These facilities, turned over to the local governments earlier this year, are now operational.
The BFAR-Negros Occidental had earlier said the agency has allocated about P14 million for the construction of five CFLCs in the province this year.
The cities of San Carlos, Escalante, Sagay and Himamaylan, and municipality of Pontevedra will each receive P2.8 million for the construction of their respective facilities.
In 2016, BFAR also allotted about P11.2 million for the establishment of the facilities in the cities of Sipalay and Victorias, and towns of Toboso and E.B. Magalona.
In 2015, Cadiz City was the first local government unit in Negros Occidental identified as recipient of the program.
Each of the two-storey landing center will cost P3 million.
The BFAR will shoulder the P2.8 million for the infrastructure while the remaining P200,000 will come from the National Anti-Poverty Commission for social preparations, including training and organizational operation.
The establishment of CFLCs is also aimed at bringing together the harvest of fisherfolk of every recipient-locality in one accessible terminal or “bagsakan.”

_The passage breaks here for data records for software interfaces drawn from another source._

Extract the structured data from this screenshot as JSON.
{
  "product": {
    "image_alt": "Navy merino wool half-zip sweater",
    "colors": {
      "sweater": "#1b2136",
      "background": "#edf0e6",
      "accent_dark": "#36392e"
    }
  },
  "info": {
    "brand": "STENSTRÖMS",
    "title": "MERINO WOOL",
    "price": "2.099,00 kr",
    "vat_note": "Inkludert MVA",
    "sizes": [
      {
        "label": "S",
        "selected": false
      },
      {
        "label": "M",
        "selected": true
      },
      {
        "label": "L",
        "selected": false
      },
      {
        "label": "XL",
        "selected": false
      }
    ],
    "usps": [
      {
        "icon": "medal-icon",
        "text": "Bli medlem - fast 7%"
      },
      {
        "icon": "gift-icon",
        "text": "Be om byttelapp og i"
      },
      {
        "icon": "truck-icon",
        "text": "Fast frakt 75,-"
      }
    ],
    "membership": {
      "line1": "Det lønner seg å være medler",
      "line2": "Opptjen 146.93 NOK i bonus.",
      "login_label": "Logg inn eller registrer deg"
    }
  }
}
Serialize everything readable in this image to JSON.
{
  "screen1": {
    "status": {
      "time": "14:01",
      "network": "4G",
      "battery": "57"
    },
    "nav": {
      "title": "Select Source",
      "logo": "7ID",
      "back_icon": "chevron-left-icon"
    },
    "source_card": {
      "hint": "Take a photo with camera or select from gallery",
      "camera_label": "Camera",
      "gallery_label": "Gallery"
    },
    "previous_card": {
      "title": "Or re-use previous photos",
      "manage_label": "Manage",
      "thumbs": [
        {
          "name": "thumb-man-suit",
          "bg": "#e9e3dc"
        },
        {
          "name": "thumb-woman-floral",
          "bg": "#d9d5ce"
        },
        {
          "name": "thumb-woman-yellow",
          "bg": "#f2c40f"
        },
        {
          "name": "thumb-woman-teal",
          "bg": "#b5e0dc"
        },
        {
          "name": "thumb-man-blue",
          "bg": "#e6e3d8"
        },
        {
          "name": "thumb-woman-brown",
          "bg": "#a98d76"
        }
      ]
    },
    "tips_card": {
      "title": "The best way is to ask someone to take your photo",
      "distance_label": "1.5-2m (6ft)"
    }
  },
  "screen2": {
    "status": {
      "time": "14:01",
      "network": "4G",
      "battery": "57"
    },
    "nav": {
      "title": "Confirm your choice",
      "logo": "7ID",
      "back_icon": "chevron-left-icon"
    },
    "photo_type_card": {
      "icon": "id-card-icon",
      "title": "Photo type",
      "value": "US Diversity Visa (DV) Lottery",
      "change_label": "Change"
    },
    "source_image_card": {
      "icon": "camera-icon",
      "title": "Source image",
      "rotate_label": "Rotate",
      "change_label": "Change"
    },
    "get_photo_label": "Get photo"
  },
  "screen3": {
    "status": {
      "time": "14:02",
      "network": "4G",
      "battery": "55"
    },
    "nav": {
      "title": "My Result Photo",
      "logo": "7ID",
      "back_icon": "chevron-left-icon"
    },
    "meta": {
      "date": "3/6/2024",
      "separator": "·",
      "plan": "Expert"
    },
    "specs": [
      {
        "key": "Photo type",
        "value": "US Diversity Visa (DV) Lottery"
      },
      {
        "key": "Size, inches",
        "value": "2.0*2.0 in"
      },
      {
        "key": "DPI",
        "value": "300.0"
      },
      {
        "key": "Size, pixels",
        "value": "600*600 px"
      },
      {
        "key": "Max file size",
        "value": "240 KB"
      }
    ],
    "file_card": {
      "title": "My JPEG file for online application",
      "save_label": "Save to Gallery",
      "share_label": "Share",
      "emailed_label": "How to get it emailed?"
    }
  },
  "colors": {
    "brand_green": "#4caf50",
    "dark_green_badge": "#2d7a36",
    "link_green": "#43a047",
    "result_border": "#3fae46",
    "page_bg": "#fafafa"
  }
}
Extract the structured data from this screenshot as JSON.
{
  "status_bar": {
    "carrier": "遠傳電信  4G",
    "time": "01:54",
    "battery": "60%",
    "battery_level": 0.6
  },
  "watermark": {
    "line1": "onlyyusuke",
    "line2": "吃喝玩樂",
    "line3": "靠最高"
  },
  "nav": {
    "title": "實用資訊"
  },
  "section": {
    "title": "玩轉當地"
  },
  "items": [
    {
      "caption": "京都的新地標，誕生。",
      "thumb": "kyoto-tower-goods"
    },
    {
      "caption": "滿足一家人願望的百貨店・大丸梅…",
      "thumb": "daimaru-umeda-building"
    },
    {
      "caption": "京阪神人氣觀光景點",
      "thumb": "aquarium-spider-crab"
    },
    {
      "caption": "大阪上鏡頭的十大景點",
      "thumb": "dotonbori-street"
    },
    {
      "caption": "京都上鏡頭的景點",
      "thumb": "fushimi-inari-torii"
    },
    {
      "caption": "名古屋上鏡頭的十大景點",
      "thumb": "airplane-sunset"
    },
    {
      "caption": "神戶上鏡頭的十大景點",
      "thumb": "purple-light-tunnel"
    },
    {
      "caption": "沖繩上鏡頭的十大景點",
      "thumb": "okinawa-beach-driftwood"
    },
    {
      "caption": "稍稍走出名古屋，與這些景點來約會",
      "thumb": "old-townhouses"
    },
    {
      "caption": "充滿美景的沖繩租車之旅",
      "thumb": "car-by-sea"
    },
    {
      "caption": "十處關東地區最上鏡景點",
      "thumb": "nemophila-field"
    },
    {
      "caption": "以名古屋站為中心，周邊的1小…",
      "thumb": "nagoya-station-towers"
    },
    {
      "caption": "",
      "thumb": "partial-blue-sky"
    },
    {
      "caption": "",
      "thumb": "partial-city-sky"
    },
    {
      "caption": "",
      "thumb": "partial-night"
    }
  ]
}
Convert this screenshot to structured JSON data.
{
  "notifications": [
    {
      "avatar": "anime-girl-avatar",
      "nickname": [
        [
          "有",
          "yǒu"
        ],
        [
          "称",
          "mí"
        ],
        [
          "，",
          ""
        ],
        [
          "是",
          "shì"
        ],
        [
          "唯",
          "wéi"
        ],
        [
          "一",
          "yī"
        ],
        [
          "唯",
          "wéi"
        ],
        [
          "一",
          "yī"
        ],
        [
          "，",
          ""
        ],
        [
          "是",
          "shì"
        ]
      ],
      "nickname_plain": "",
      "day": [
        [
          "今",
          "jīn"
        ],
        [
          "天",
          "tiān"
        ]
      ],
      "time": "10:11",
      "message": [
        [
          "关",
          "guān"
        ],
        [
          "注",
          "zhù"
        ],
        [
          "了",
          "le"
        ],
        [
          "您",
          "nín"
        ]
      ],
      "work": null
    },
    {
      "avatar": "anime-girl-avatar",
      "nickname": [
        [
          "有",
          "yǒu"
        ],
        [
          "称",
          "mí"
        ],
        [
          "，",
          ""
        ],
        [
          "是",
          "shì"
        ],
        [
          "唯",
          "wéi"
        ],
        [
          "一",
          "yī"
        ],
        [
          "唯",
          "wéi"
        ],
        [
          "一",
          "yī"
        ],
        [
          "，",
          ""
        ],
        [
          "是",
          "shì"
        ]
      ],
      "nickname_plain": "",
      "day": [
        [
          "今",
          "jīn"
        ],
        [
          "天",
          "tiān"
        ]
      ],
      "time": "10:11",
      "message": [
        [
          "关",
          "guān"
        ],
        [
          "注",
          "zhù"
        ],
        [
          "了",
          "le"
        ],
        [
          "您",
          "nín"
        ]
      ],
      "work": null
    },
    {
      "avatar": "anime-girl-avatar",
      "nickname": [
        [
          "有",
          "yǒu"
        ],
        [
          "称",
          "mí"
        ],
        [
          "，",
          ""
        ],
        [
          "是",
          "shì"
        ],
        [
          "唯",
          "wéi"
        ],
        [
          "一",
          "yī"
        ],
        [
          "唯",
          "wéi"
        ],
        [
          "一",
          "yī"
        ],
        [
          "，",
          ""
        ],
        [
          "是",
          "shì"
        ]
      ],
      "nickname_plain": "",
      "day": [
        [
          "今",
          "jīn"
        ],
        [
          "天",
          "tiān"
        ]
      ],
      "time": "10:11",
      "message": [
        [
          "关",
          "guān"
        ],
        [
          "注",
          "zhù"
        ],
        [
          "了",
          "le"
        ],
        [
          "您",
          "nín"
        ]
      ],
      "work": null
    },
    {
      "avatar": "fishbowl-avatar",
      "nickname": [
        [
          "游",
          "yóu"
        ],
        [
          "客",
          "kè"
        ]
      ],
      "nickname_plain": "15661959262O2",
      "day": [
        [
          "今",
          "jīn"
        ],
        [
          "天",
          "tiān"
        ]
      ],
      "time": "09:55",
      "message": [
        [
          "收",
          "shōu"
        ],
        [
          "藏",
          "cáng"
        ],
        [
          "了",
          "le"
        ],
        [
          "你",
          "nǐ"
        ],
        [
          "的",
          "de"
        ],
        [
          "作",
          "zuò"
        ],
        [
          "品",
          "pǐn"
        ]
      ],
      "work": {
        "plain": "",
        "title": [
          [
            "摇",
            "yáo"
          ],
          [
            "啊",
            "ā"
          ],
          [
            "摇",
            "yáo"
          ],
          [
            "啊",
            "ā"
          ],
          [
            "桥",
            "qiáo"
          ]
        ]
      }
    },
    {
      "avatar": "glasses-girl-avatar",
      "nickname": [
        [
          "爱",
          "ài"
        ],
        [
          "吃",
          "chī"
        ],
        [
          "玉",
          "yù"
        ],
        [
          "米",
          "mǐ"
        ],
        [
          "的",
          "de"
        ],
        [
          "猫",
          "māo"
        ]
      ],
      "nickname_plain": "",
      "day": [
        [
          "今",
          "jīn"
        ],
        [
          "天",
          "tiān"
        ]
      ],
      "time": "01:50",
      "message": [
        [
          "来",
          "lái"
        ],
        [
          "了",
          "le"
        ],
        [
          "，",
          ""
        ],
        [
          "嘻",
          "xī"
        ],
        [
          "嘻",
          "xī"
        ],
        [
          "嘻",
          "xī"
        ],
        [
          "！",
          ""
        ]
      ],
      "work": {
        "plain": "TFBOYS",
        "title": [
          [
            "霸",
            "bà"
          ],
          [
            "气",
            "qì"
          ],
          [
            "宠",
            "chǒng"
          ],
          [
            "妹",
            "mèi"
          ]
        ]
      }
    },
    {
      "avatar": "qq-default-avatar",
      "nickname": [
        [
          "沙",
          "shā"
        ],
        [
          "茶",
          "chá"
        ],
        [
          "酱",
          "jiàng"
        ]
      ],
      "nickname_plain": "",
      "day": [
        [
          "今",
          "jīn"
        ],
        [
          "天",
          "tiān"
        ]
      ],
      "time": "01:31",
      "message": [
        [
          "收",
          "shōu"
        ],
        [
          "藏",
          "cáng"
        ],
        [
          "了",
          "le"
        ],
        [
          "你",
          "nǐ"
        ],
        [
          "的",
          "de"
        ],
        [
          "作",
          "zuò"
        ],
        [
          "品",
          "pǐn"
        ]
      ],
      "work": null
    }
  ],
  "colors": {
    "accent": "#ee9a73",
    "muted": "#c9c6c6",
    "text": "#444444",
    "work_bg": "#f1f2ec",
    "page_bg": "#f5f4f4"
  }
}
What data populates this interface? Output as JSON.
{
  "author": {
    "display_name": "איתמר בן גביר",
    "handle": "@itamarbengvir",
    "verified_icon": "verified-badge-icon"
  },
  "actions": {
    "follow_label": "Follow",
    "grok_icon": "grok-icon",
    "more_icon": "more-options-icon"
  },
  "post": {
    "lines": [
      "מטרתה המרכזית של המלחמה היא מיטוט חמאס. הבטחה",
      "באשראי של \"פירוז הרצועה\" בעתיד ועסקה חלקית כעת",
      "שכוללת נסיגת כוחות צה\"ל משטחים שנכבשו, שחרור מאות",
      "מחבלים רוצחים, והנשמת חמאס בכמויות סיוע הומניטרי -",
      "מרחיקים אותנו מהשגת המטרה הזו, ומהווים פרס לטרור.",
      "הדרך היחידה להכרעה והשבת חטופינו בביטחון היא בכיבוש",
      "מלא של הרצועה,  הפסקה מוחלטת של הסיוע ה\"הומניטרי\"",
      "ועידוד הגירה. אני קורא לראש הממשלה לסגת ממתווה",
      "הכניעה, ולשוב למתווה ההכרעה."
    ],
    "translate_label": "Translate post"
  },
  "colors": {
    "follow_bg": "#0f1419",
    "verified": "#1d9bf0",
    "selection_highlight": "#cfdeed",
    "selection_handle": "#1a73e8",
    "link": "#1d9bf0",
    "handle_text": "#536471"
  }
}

BFAR Western Visayas Assistant Regional Director Carlito Delfin had earlier said these landing centers are seen to strengthen local fisherfolk communities by serving as trading posts that would link fishermen to sure markets.
Aside from small fishermen, recipient-cities and municipalities will also benefit from the revenues generated through the fish landing centers, Delfin said.
After the construction, BFAR will enter into a memorandum of agreement with the city and municipal governments which will take over the operations and maintenance of the facility, he added.